In the worst case, women who endorse benevolent sexism are more likely to believe that career ambitions would make them less attractive to other men.
Reduces retaliation against gender inequality
Another important consequence of benevolent sexism is how it hinders any chance of collective action against policies or events that discriminate against women.
Given that some women bath themselves in the seemingly positive compliments, they legitimise benevolent sexism and give men a basis to establish male dominance and female submission.
The women who seem to go against these gender norms and challenge the status quo are viewed negatively by other women who endorse benevolent sexism.
If women do not collectively retaliate against this problem and see this uneven status quo, then men will not have an incentive to reflect on their benevolently sexist ideals, and the cycle will continue indefinitely.

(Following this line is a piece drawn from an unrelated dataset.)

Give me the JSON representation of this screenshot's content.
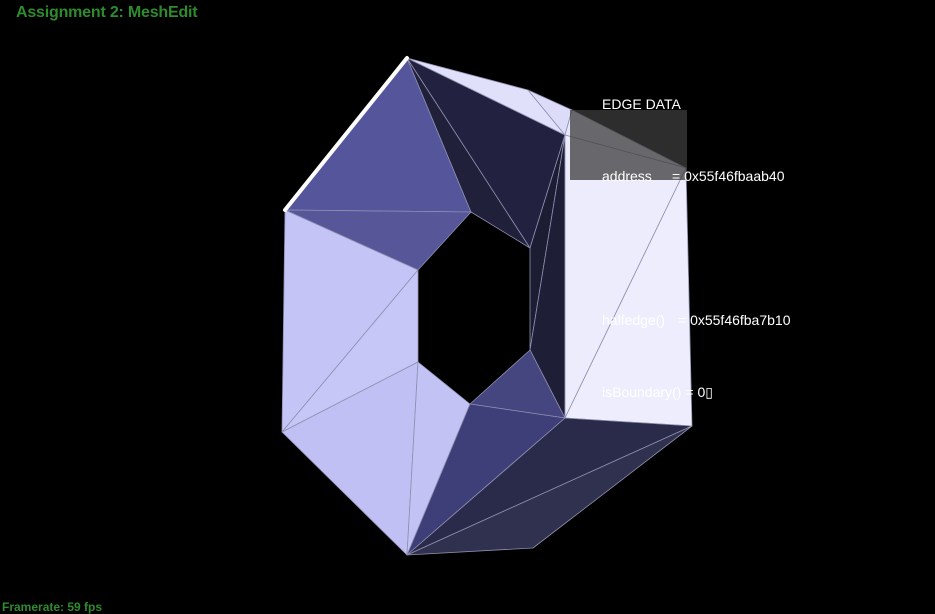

The same people who endorse benevolent sexism, are also more likely to validate hostile sexism. This is particularly of concern to Fiji given the prevalence of hostile sexism, and violence against women.
An implication of this is that it lowers the chances of improving the level of objective gender equality in Fiji. This widening gap in gender equality then prolongs the effects of gender-based violence and domestic violence.
What can we do?
The issue with Fiji is that it is a conservative society that is built upon traditional gender norms that is evident in both iTaukei and Fijians of Indian descent families.
Ageism also continues to be a barrier in diminishing the level of equality among genders in Fiji.
Out of respect, most minors are not allowed to question the decision and laws mandated by elders about gender roles.
The process towards achieving some level of gender equality is complex and requires systematic solutions. Acknowledging, and acting out on, benevolently sexist remarks is the first step towards establishing a basis for equal opportunity for women.
Staying silent or being bewitched by the seemingly positive evaluations of an ideal woman seems to aggravate this even further.
Parents should also attempt to divert away from traditional gender beliefs and adopt a more progressive outlook – one that doesn’t put men in a dominant role and women in a subordinate position.
The problem isn’t about the death of chivalry, but the expectation of men to always provide, and women to submissively expect from them. No, holding the door open for a woman would not count as an act of oppression.
An uneven status quo that is perpetuated by a system of marginalisation, aided by these seemingly positive evaluations, does.
- Sahil Maisuria is a resident of Ba and a rising senior at New York University in Abu Dhabi, United Arab Emirates. The views expressed are the author’s and do not reflect the views of this newspaper.